The energy levels of the electrons are determined via calculations of the electric potential/field around the nucleus. The electric field is a vector field that transforms under special relativity and hence we account for any relativistic effects through moderation of this field.
###### Not exactly what you’re looking for?
makaunawal5
The answer is yes, the energy levels transform according to the Lorentz transformations and are blue/red-shifted if the source is moving towards/away from the observer.
- The emission spectra from stars, which are red-shifted as galaxies are moving away from each other. Actually the red-shift allows cosmologists to gain a lot of knowledge about the Universe.

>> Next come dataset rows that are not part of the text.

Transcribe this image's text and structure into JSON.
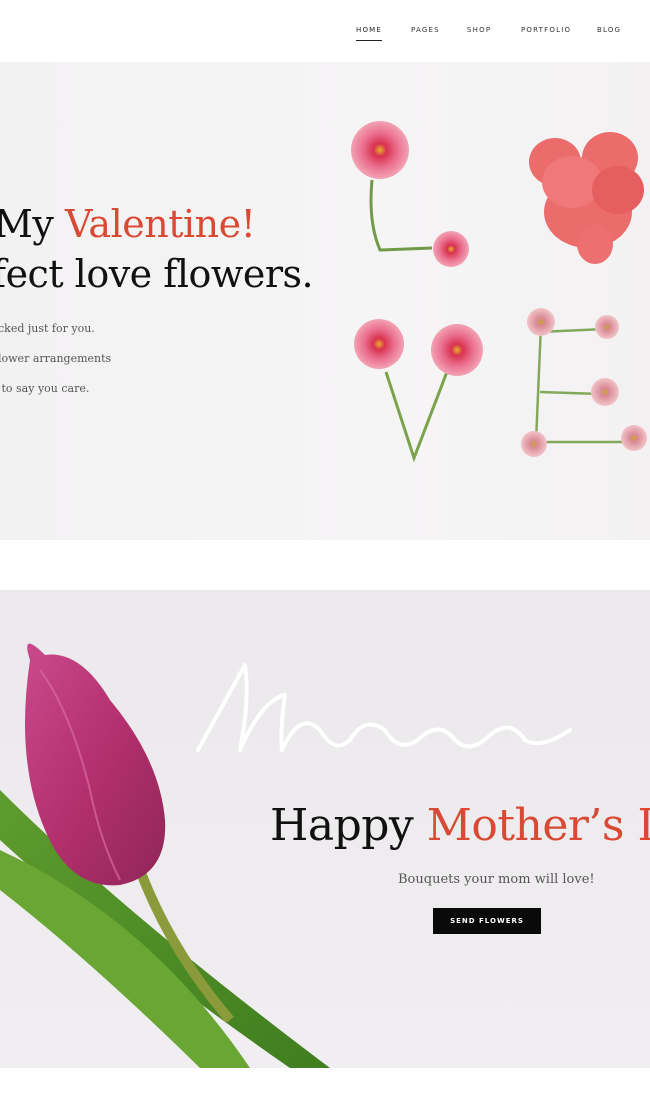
{
  "nav": {
    "items": [
      {
        "label": "HOME",
        "active": true
      },
      {
        "label": "PAGES"
      },
      {
        "label": "SHOP"
      },
      {
        "label": "PORTFOLIO"
      },
      {
        "label": "BLOG"
      }
    ]
  },
  "hero_valentine": {
    "headline_start": "My ",
    "headline_accent": "Valentine!",
    "headline_line2": "fect love flowers.",
    "lines": [
      "cked just for you.",
      "lower arrangements",
      " to say you care."
    ],
    "image": "love-flower-letters"
  },
  "hero_mom": {
    "script_word": "Mom",
    "title_start": "Happy ",
    "title_accent": "Mother’s Da",
    "subtitle": "Bouquets your mom will love!",
    "button_label": "SEND FLOWERS",
    "image": "pink-tulip"
  },
  "colors": {
    "accent": "#d94a35",
    "button_bg": "#0a0a0a",
    "text": "#111111"
  }
}
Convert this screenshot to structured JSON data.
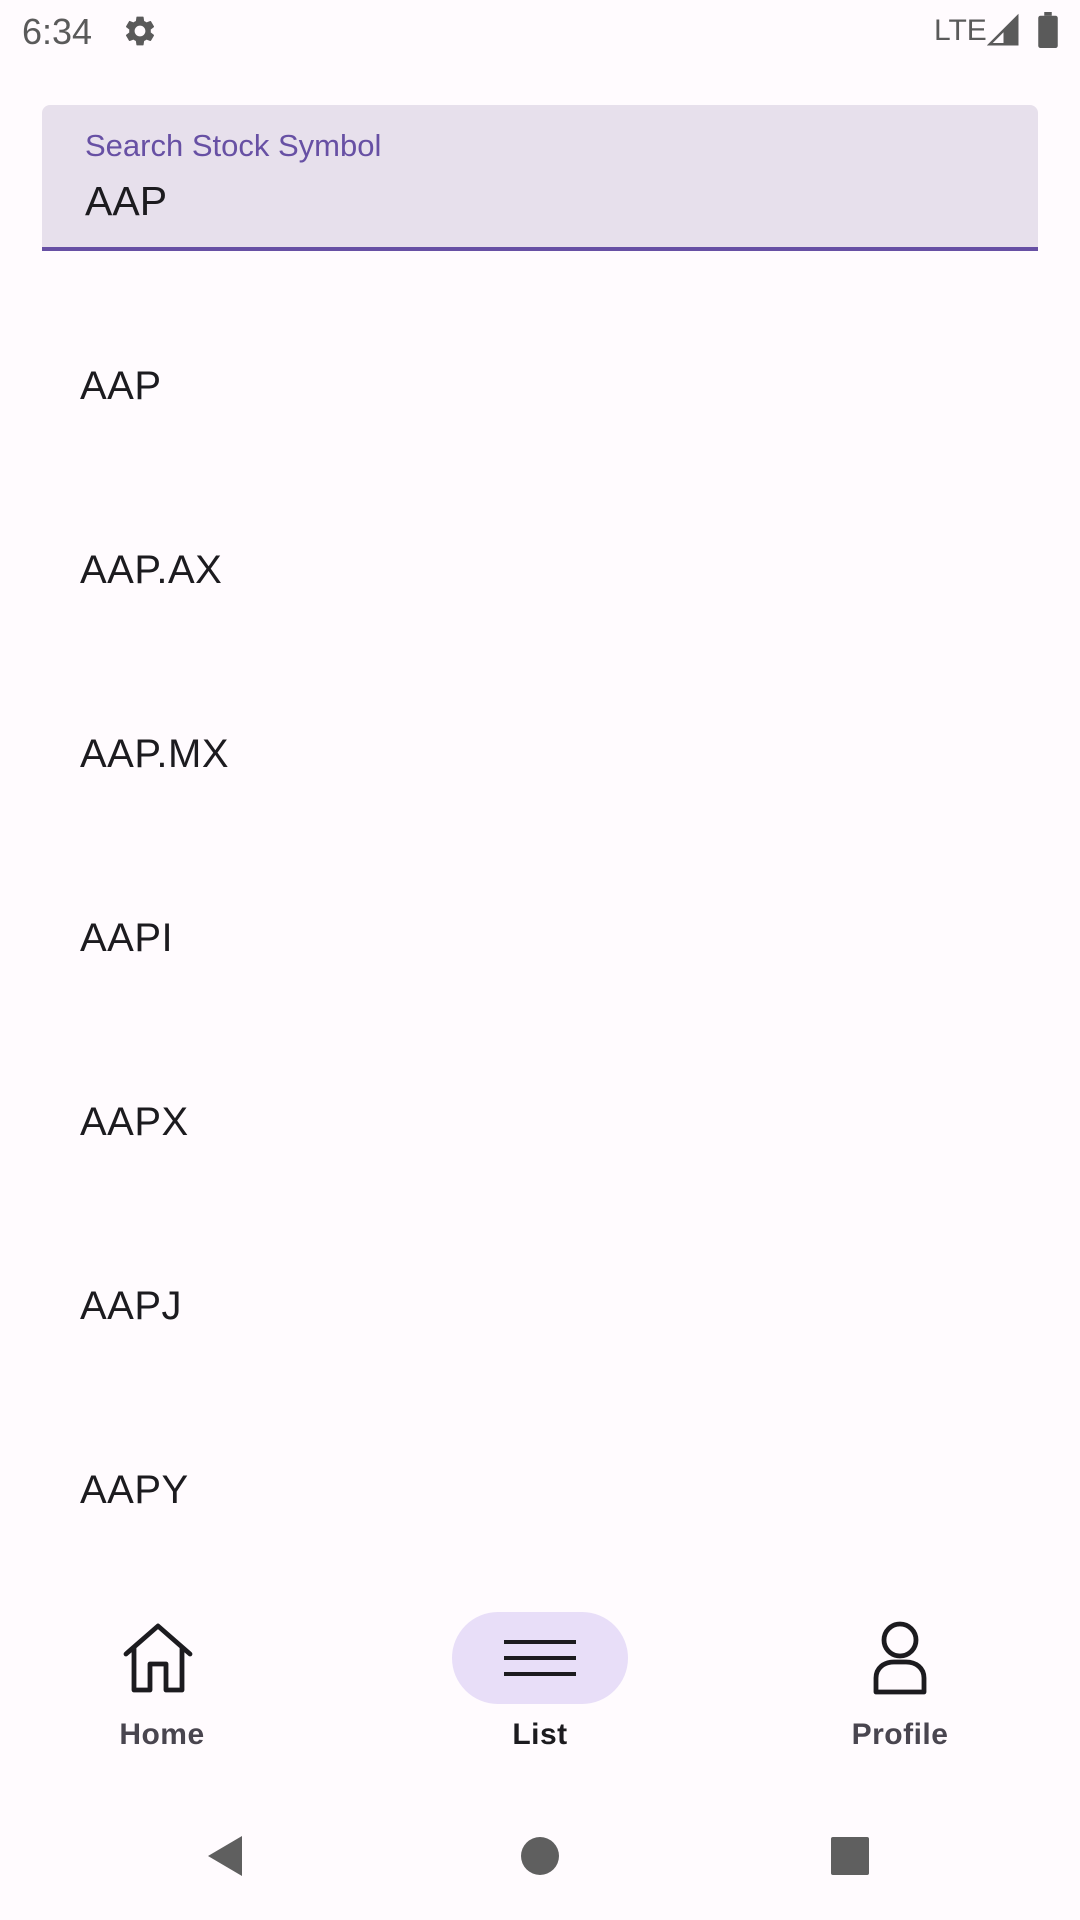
{
  "status_bar": {
    "time": "6:34",
    "network": "LTE",
    "settings_icon": "gear-icon",
    "signal_icon": "signal-icon",
    "battery_icon": "battery-icon"
  },
  "search": {
    "label": "Search Stock Symbol",
    "value": "AAP"
  },
  "results": [
    "AAP",
    "AAP.AX",
    "AAP.MX",
    "AAPI",
    "AAPX",
    "AAPJ",
    "AAPY"
  ],
  "bottom_nav": {
    "items": [
      {
        "label": "Home",
        "icon": "home-icon",
        "selected": false
      },
      {
        "label": "List",
        "icon": "list-icon",
        "selected": true
      },
      {
        "label": "Profile",
        "icon": "profile-icon",
        "selected": false
      }
    ]
  },
  "system_nav": {
    "back_icon": "back-icon",
    "home_icon": "home-circle-icon",
    "recents_icon": "recents-icon"
  },
  "colors": {
    "background": "#fffbfe",
    "accent": "#6750a4",
    "field_background": "#e7e0ec",
    "nav_indicator": "#e8def8",
    "text": "#1c1b1f"
  }
}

- Some applications of the Mössbauer effect, in which the shift in frequencies is actually exploited, by tuning the relative speed of the source and of the absorber, to modify the emission frequency making sure it matches the absorption frequency.